- Material supplied -
★ ★ ★ ★ ★

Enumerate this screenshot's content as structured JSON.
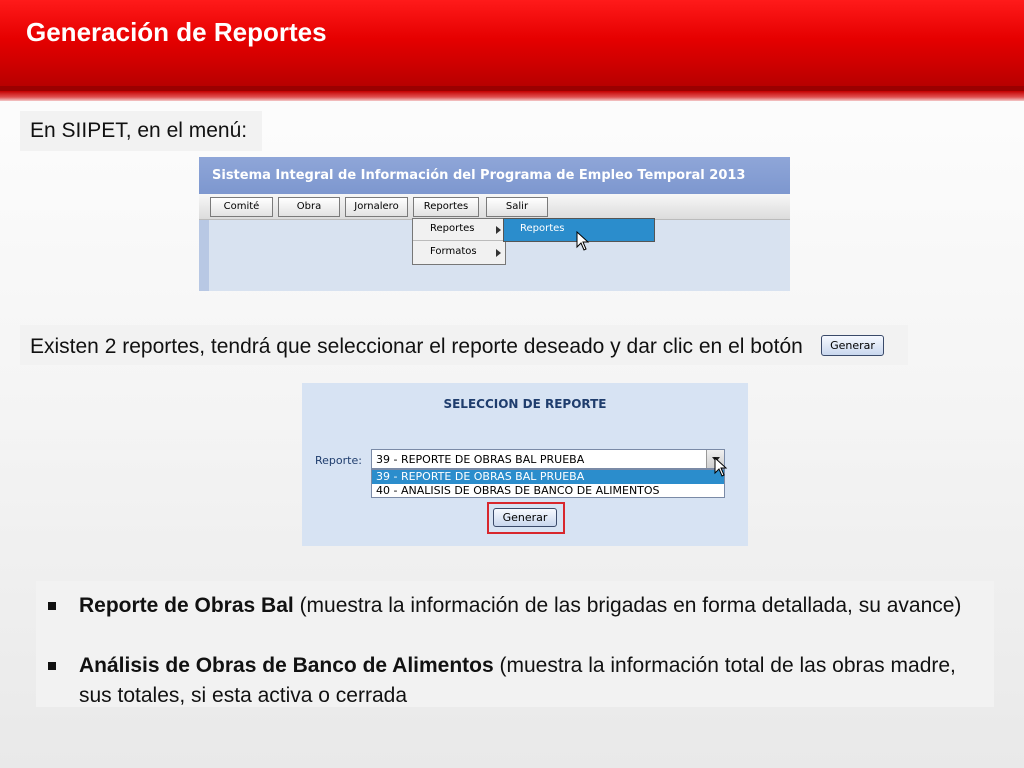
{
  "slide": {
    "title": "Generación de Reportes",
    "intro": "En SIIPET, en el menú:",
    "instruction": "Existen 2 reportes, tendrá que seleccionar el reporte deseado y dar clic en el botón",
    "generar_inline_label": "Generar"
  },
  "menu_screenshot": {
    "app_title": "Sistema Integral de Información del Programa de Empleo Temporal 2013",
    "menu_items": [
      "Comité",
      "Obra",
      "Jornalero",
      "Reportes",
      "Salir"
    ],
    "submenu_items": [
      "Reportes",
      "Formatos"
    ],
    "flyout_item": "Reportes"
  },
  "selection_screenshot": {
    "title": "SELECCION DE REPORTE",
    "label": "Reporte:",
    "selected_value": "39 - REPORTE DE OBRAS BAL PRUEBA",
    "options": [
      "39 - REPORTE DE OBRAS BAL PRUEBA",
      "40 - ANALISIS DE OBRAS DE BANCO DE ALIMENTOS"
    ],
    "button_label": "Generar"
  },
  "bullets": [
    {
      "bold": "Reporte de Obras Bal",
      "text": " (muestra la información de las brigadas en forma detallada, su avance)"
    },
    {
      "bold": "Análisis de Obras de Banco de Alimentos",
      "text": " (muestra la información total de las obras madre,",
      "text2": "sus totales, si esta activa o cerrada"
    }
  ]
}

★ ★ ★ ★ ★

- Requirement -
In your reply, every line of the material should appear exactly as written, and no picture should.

- Written response -
Enumerate this screenshot's content as structured JSON.
{
  "slide": {
    "title": "Generación de Reportes",
    "intro": "En SIIPET, en el menú:",
    "instruction": "Existen 2 reportes, tendrá que seleccionar el reporte deseado y dar clic en el botón",
    "generar_inline_label": "Generar"
  },
  "menu_screenshot": {
    "app_title": "Sistema Integral de Información del Programa de Empleo Temporal 2013",
    "menu_items": [
      "Comité",
      "Obra",
      "Jornalero",
      "Reportes",
      "Salir"
    ],
    "submenu_items": [
      "Reportes",
      "Formatos"
    ],
    "flyout_item": "Reportes"
  },
  "selection_screenshot": {
    "title": "SELECCION DE REPORTE",
    "label": "Reporte:",
    "selected_value": "39 - REPORTE DE OBRAS BAL PRUEBA",
    "options": [
      "39 - REPORTE DE OBRAS BAL PRUEBA",
      "40 - ANALISIS DE OBRAS DE BANCO DE ALIMENTOS"
    ],
    "button_label": "Generar"
  },
  "bullets": [
    {
      "bold": "Reporte de Obras Bal",
      "text": " (muestra la información de las brigadas en forma detallada, su avance)"
    },
    {
      "bold": "Análisis de Obras de Banco de Alimentos",
      "text": " (muestra la información total de las obras madre,",
      "text2": "sus totales, si esta activa o cerrada"
    }
  ]
}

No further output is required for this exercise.